*Exercise requirements*.
Only the number is wanted: tally the lines below that contain the word "meta".

*Data*.
━━━━━━

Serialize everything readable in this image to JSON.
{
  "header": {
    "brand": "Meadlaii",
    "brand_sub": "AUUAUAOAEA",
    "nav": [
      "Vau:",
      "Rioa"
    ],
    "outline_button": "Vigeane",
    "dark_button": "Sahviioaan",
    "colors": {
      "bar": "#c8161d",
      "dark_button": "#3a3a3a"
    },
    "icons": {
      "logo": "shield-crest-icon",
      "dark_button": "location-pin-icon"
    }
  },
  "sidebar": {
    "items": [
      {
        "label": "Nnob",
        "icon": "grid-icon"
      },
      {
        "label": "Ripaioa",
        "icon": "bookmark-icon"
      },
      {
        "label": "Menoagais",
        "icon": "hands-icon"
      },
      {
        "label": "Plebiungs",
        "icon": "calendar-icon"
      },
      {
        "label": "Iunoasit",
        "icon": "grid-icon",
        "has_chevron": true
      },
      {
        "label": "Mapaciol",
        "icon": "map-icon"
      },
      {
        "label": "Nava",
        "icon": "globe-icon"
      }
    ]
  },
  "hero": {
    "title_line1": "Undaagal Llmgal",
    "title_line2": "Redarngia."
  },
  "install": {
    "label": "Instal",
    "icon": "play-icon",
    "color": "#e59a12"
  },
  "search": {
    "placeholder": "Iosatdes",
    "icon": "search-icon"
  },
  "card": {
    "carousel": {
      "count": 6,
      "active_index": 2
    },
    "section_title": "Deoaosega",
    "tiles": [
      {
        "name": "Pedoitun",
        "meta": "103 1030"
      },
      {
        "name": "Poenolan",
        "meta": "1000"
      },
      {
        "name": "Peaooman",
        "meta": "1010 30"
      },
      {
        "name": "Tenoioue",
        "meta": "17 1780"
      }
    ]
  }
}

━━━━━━

*Problem solution*.
4